Language: The Manor contains some harsh language with profanity used throughout. Lookout words include: f*ck, sh*t, hell, creep and d*mn.
Mature Content: One of the biggest lookouts in the film is the violent content it contains. There is a soul-sucking force haunting the residents of The Manor. Characters are murdered and the staff treats the residents in a forceful manner, even strapping them in their beds against their will. This film may be very triggering for those dealing with a loved one who is suffering from dementia. There are also scenes which show characters drinking alcohol and smoking marijuana.
The Manor writer/director Axelle Carolyn has made quite a name for herself in the horror genre, having directed episodes of American Horror Story: Double Feature and The Haunting Of Bly Manor. Carolyn has kept her creepy winning streak going in the new Blumhouse film bringing the suspense, awareness, and an ending that will have your jaw dropping to the floor.
Barbara Hershey stars in the films leading role playing Judith, an elderly former dancer who recently had a stroke and checked herself into an assisted living facility. I have to give the film credit for creating a film with a leading role being a female over 70 years of age. And Hershey nails the role as Judith, delivering a multifaceted character who dotes on and nutures her grandson while also possessing confidence and the ability to stand up for herself; including cussing out anyone who gets in her way.

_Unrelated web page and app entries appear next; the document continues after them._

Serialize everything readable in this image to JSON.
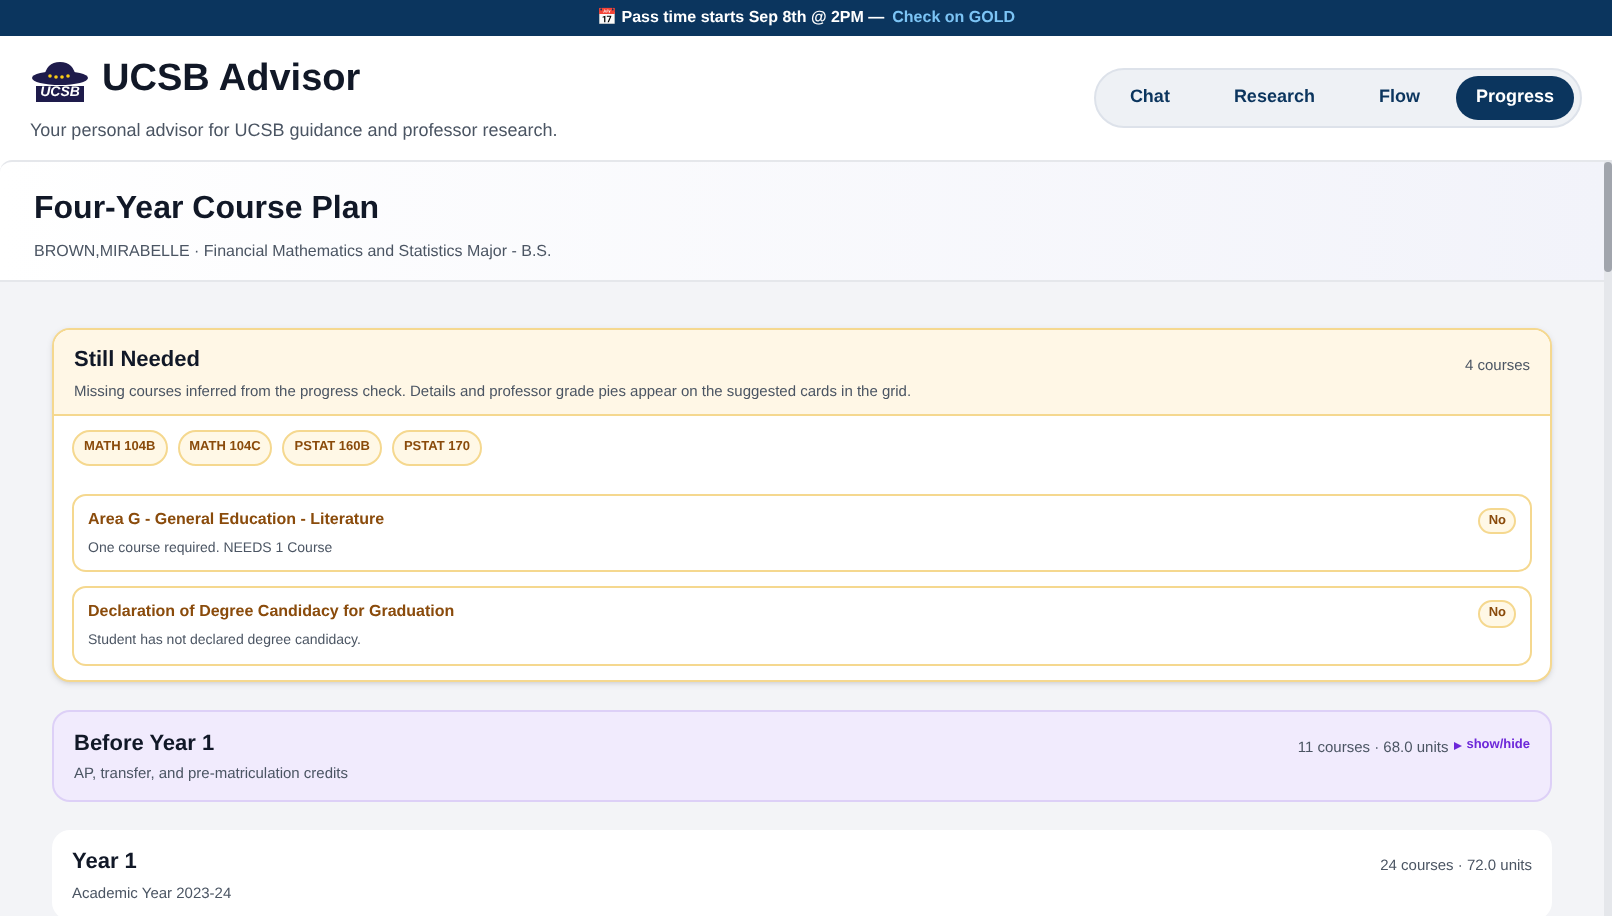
{
  "banner": {
    "text": "📅 Pass time starts Sep 8th @ 2PM —",
    "link": "Check on GOLD"
  },
  "header": {
    "logo_text": "UCSB",
    "title": "UCSB Advisor",
    "subtitle": "Your personal advisor for UCSB guidance and professor research."
  },
  "tabs": [
    {
      "label": "Chat",
      "selected": false
    },
    {
      "label": "Research",
      "selected": false
    },
    {
      "label": "Flow",
      "selected": false
    },
    {
      "label": "Progress",
      "selected": true
    }
  ],
  "plan": {
    "title": "Four-Year Course Plan",
    "subtitle": "BROWN,MIRABELLE · Financial Mathematics and Statistics Major - B.S."
  },
  "still_needed": {
    "title": "Still Needed",
    "description": "Missing courses inferred from the progress check. Details and professor grade pies appear on the suggested cards in the grid.",
    "count": "4 courses",
    "courses": [
      "MATH 104B",
      "MATH 104C",
      "PSTAT 160B",
      "PSTAT 170"
    ],
    "requirements": [
      {
        "title": "Area G - General Education - Literature",
        "detail": "One course required. NEEDS 1 Course",
        "status": "No"
      },
      {
        "title": "Declaration of Degree Candidacy for Graduation",
        "detail": "Student has not declared degree candidacy.",
        "status": "No"
      }
    ]
  },
  "sections": [
    {
      "kind": "transfer",
      "title": "Before Year 1",
      "subtitle": "AP, transfer, and pre-matriculation credits",
      "summary": "11 courses · 68.0 units",
      "toggle": "show/hide"
    },
    {
      "kind": "year",
      "title": "Year 1",
      "subtitle": "Academic Year 2023-24",
      "summary": "24 courses · 72.0 units"
    }
  ]
}
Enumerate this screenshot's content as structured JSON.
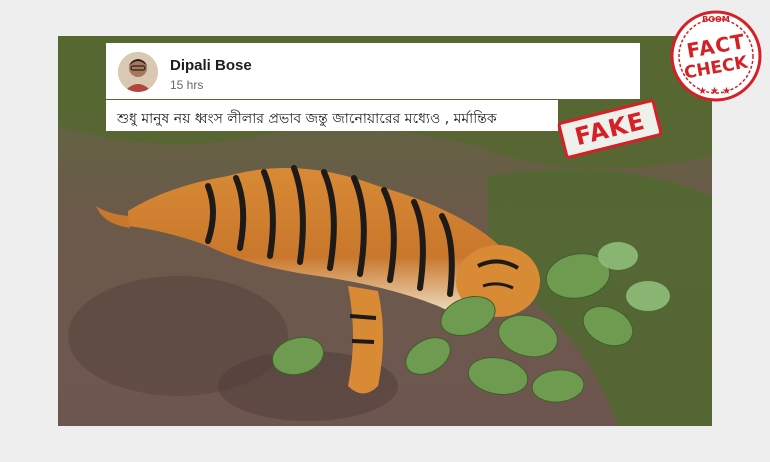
{
  "post": {
    "author": "Dipali Bose",
    "timestamp": "15 hrs",
    "caption": "শুধু মানুষ নয় ধ্বংস লীলার প্রভাব জন্তু জানোয়ারের মধ্যেও , মর্মান্তিক"
  },
  "stamp": {
    "label": "FAKE",
    "color": "#d52126"
  },
  "badge": {
    "brand": "BOOM",
    "line1": "FACT",
    "line2": "CHECK",
    "stars": "★★★",
    "color": "#d52126"
  },
  "photo": {
    "subject": "tiger lying on forest floor among leaves"
  }
}
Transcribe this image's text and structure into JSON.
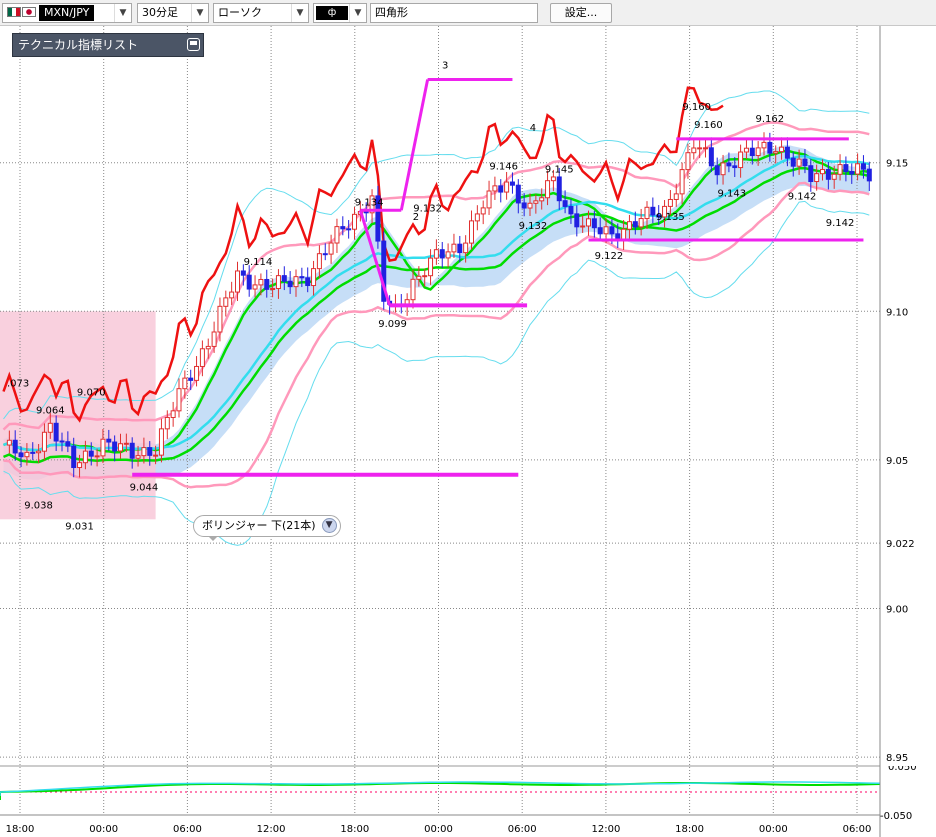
{
  "toolbar": {
    "symbol": "MXN/JPY",
    "timeframe": "30分足",
    "chart_type": "ローソク",
    "color_button": "ф",
    "drawing_tool": "四角形",
    "settings_label": "設定..."
  },
  "indicator_list": {
    "title": "テクニカル指標リスト"
  },
  "tooltip": {
    "text": "ボリンジャー 下(21本)"
  },
  "colors": {
    "up_candle": "#e03030",
    "down_candle": "#2020e0",
    "bb_outer": "#66ddee",
    "bb_inner": "#ff99bb",
    "ma_green": "#00dd00",
    "ma_cyan": "#33ddee",
    "trail_red": "#ee1111",
    "drawing_magenta": "#ee22ee",
    "cloud_blue": "#bcd8f6",
    "cloud_pink": "#f8c8d8"
  },
  "chart_data": {
    "type": "candlestick",
    "y_ticks": [
      "9.15",
      "9.10",
      "9.05",
      "9.022",
      "9.00",
      "8.95"
    ],
    "x_ticks": [
      "18:00",
      "00:00",
      "06:00",
      "12:00",
      "18:00",
      "00:00",
      "06:00",
      "12:00",
      "18:00",
      "00:00",
      "06:00"
    ],
    "ylim": [
      8.947,
      9.196
    ],
    "annotations": [
      {
        "label": ".073",
        "x": 2.5,
        "y": 9.076
      },
      {
        "label": "9.064",
        "x": 8,
        "y": 9.067
      },
      {
        "label": "9.070",
        "x": 15,
        "y": 9.073
      },
      {
        "label": "9.038",
        "x": 6,
        "y": 9.035
      },
      {
        "label": "9.031",
        "x": 13,
        "y": 9.028
      },
      {
        "label": "9.044",
        "x": 24,
        "y": 9.041
      },
      {
        "label": "9.114",
        "x": 43.5,
        "y": 9.117
      },
      {
        "label": "9.134",
        "x": 62.5,
        "y": 9.137
      },
      {
        "label": "9.132",
        "x": 72.5,
        "y": 9.135
      },
      {
        "label": "9.099",
        "x": 66.5,
        "y": 9.096
      },
      {
        "label": "9.146",
        "x": 85.5,
        "y": 9.149
      },
      {
        "label": "9.132",
        "x": 90.5,
        "y": 9.129
      },
      {
        "label": "9.145",
        "x": 95,
        "y": 9.148
      },
      {
        "label": "9.122",
        "x": 103.5,
        "y": 9.119
      },
      {
        "label": "9.135",
        "x": 114,
        "y": 9.132
      },
      {
        "label": "9.160",
        "x": 120.5,
        "y": 9.163
      },
      {
        "label": "9.160",
        "x": 118.5,
        "y": 9.169
      },
      {
        "label": "9.143",
        "x": 124.5,
        "y": 9.14
      },
      {
        "label": "9.162",
        "x": 131,
        "y": 9.165
      },
      {
        "label": "9.142",
        "x": 136.5,
        "y": 9.139
      },
      {
        "label": "9.142",
        "x": 143,
        "y": 9.13
      }
    ],
    "drawing_labels": [
      {
        "label": "3",
        "x": 75.5,
        "y": 9.183
      },
      {
        "label": "4",
        "x": 90.5,
        "y": 9.162
      },
      {
        "label": "2",
        "x": 70.5,
        "y": 9.132
      }
    ],
    "oscillator": {
      "upper": "0.050",
      "lower": "-0.050"
    }
  }
}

What makes this film truly stand out above the rest is how close to home it may hit for some. In some countries, elderly people are treated with the utmost respect and are cared for, with multi-generations living in one home until the time of their death. But here in the States, age becomes a nuisance to family members where no matter how much you love and care for someone, somehow no one can be bothered to take care of them. Rarely it seems anymore that a son or daughter would open their home to an elderly parent who requires some level of help managing. More likely they would have them stay if they needed a live in babysitter, but if their age is causing a slight bit of disability, be it physical or mental, then suddenly there is just no way. So nursing homes start to fill up at a serious cost, not only financial but also the price the parent is forced to pay at the hands of under-trained, underpaid, and overly negligent staff. To think you live your whole just to end up old and in the way, it’s shameful, and The Manor manages to bring this dreadful feeling to the screen and that is where the real horror lies.